The Bangor space’s solely remaining ski space is up on the market.
New Hermon Mountain ski space was listed for $5 million on Could 25, in accordance with Jessica Wiltbank, an agent with SVN The Masiello Group, who’s brokering the sale.
The 67.5-acre ski space, which closed for the season in March, is the one one within the Bangor space that also gives downhill snowboarding after a handful of different ski areas in Dedham, Newburgh and Winterport, in addition to the Essex Avenue hill in Bangor, closed or had been deserted many years in the past.
The Hermon ski space on Newburgh Highway first opened to the general public in 1960, when it had T-bar lifts and a primitive log cabin, in accordance with Wiltbank.
“It was fairly rustic,” she stated.
The Whitcomb household, its present homeowners, purchased it in 1987 and modernized it, putting in a brand new elevate system and tubing hills and including a brand new lodge in 2005. The Hermon ski space additionally gives snowboarding and snowboarding classes.

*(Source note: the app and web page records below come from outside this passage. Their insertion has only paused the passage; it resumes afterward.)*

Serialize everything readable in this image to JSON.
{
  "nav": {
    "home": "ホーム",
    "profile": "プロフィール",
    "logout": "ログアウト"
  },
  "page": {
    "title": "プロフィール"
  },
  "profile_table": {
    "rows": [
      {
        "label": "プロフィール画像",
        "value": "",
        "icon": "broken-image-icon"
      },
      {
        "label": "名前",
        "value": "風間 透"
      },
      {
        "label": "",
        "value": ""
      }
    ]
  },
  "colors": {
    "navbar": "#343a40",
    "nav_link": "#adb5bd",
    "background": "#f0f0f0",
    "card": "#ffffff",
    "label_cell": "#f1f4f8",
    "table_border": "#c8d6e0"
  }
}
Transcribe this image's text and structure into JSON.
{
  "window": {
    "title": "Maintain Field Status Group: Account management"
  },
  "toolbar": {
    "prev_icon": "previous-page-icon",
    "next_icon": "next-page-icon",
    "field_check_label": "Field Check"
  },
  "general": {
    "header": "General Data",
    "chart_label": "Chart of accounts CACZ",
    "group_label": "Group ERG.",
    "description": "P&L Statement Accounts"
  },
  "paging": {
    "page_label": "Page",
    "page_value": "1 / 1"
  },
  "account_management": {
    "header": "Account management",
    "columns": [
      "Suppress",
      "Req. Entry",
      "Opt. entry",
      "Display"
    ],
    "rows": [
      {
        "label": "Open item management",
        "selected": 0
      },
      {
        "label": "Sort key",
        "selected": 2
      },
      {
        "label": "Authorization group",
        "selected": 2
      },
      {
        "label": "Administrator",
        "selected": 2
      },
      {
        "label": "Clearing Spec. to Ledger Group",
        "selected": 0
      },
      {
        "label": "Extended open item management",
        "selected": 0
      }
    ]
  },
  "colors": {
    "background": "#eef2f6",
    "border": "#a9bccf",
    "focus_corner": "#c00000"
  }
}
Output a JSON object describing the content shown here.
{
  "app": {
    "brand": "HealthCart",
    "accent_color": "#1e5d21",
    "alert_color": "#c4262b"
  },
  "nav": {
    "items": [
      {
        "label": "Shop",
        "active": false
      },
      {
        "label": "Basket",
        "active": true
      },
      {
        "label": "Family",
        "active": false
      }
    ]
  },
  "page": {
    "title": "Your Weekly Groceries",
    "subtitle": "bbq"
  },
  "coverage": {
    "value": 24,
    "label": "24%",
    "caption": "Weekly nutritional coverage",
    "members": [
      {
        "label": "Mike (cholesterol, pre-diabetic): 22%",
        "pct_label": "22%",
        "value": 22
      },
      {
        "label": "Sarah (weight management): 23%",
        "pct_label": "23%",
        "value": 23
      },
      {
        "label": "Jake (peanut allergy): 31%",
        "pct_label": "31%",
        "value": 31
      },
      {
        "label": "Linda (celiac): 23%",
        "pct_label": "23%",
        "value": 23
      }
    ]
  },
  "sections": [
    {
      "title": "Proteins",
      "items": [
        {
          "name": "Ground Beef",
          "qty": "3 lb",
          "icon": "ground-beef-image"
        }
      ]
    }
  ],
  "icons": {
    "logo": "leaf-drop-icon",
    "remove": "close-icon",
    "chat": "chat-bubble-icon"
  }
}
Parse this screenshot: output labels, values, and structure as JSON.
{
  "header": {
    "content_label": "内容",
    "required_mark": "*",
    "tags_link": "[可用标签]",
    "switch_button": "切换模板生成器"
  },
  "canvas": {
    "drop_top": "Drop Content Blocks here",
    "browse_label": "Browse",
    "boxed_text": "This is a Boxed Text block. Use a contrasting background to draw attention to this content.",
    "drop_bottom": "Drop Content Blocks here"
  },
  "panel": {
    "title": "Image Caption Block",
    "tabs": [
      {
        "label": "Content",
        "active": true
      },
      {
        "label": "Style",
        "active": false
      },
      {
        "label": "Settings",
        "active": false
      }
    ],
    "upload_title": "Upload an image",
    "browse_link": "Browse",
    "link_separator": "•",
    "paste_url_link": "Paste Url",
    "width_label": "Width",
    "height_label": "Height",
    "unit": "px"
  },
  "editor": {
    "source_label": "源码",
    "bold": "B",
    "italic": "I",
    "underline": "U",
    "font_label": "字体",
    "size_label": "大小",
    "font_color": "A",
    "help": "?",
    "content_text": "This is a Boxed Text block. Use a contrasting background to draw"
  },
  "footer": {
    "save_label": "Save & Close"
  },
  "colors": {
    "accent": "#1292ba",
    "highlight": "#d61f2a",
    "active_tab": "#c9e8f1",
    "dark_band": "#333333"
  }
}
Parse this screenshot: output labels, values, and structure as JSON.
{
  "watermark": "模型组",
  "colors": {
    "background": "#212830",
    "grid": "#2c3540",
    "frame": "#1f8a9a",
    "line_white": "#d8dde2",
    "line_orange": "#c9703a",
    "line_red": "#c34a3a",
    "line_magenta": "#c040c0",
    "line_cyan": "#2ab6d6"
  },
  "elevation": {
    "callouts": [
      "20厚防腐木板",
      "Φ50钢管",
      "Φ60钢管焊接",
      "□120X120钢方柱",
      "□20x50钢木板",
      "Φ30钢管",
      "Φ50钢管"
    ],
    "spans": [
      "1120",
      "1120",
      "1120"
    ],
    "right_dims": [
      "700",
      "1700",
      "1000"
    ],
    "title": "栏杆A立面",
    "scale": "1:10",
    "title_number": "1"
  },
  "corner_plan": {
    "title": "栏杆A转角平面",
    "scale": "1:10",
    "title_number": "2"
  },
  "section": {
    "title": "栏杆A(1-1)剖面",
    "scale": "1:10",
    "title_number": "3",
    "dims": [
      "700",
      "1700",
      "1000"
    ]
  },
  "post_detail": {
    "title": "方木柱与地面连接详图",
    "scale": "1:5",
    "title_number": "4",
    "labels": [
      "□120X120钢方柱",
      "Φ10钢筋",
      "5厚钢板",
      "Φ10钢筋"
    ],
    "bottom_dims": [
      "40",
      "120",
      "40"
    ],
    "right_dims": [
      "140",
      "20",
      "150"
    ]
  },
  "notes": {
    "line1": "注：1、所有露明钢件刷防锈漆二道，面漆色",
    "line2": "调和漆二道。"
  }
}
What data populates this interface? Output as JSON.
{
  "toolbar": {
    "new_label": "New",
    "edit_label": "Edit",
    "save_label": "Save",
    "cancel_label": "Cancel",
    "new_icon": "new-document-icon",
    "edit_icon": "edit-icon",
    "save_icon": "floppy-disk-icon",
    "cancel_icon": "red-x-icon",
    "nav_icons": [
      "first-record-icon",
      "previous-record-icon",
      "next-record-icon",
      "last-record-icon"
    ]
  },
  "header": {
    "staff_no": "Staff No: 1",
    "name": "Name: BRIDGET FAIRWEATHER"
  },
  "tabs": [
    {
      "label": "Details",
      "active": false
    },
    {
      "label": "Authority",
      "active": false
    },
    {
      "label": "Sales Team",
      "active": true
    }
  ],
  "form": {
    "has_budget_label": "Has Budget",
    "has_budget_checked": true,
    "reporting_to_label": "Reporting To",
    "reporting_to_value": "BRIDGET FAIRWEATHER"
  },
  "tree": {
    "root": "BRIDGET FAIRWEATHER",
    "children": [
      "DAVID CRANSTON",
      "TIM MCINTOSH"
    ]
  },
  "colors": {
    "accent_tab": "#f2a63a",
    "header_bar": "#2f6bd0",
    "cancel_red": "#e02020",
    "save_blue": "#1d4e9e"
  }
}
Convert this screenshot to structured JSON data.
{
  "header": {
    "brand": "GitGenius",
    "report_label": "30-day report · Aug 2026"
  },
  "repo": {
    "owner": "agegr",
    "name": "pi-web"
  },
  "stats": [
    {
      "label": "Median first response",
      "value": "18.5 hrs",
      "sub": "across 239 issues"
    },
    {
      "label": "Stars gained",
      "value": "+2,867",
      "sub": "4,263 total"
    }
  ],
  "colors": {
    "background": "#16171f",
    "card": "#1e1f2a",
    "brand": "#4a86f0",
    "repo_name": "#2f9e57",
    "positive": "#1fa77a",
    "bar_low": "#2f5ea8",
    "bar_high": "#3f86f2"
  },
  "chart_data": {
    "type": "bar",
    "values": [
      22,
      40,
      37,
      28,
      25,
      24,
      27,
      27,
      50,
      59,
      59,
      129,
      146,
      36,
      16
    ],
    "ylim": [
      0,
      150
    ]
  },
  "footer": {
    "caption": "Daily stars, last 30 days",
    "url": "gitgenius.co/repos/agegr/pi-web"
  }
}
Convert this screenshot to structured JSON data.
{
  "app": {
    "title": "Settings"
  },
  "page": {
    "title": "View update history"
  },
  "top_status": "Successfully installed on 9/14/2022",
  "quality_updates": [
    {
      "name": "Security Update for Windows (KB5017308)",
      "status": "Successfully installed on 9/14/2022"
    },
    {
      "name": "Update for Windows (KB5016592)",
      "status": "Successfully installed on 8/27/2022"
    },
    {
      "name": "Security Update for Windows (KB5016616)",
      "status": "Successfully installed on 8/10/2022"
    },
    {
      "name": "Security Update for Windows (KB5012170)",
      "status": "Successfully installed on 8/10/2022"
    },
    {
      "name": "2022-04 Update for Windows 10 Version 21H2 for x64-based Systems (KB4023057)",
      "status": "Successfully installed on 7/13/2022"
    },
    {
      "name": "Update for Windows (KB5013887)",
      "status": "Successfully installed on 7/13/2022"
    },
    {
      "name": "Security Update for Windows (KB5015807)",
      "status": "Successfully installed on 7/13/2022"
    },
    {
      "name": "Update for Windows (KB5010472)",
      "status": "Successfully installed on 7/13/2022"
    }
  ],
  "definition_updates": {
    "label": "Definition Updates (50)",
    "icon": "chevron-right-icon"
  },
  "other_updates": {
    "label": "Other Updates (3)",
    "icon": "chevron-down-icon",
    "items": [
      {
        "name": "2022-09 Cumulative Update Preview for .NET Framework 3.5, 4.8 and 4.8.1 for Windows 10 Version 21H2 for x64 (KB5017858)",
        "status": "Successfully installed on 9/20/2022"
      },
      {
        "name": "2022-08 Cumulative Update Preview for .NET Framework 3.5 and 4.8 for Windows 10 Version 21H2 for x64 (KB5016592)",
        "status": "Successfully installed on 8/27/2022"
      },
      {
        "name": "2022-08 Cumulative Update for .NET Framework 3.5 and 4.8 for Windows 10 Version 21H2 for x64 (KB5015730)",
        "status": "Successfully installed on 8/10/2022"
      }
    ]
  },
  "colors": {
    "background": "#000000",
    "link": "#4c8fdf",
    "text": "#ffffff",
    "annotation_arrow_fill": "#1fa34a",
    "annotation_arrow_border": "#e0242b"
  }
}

The homeowners didn’t reply to a message Monday searching for remark.
Wiltbank stated the Whitcombs are nearing retirement and are searching for a brand new proprietor who will spend money on the property and broaden it past its present capability to supply summertime actions.
Ski areas have turn out to be fashionable leisure areas because the pandemic inspired individuals to have interaction in outside actions, although some resorts initially lower capability to accommodate social distancing.
Whereas Hermon Mountain is the one ski resort within the Bangor space, snowboarding is offered within the Moosehead Lake space, the place a volunteer group has run a nonprofit ski space on a part of the location of a longtime ski resort that closed in 2010.
A Rangeley-based developer, Perry Williams, has proposed increasing the world’s ski choices with a $113.5 million ski resort on the longtime resort website in Large Moose Township that will additionally provide resort lodging, a convention heart, taphouse, restaurant and ziplining.
Perry Williams, the developer, has pitched the proposal as a possibility for Piscataquis County that might revitalize the native financial system and supply year-round jobs. Piscataquis County commissioners have beforehand backed the challenge, whereas critics have cited a worry of overdevelopment of their opposition.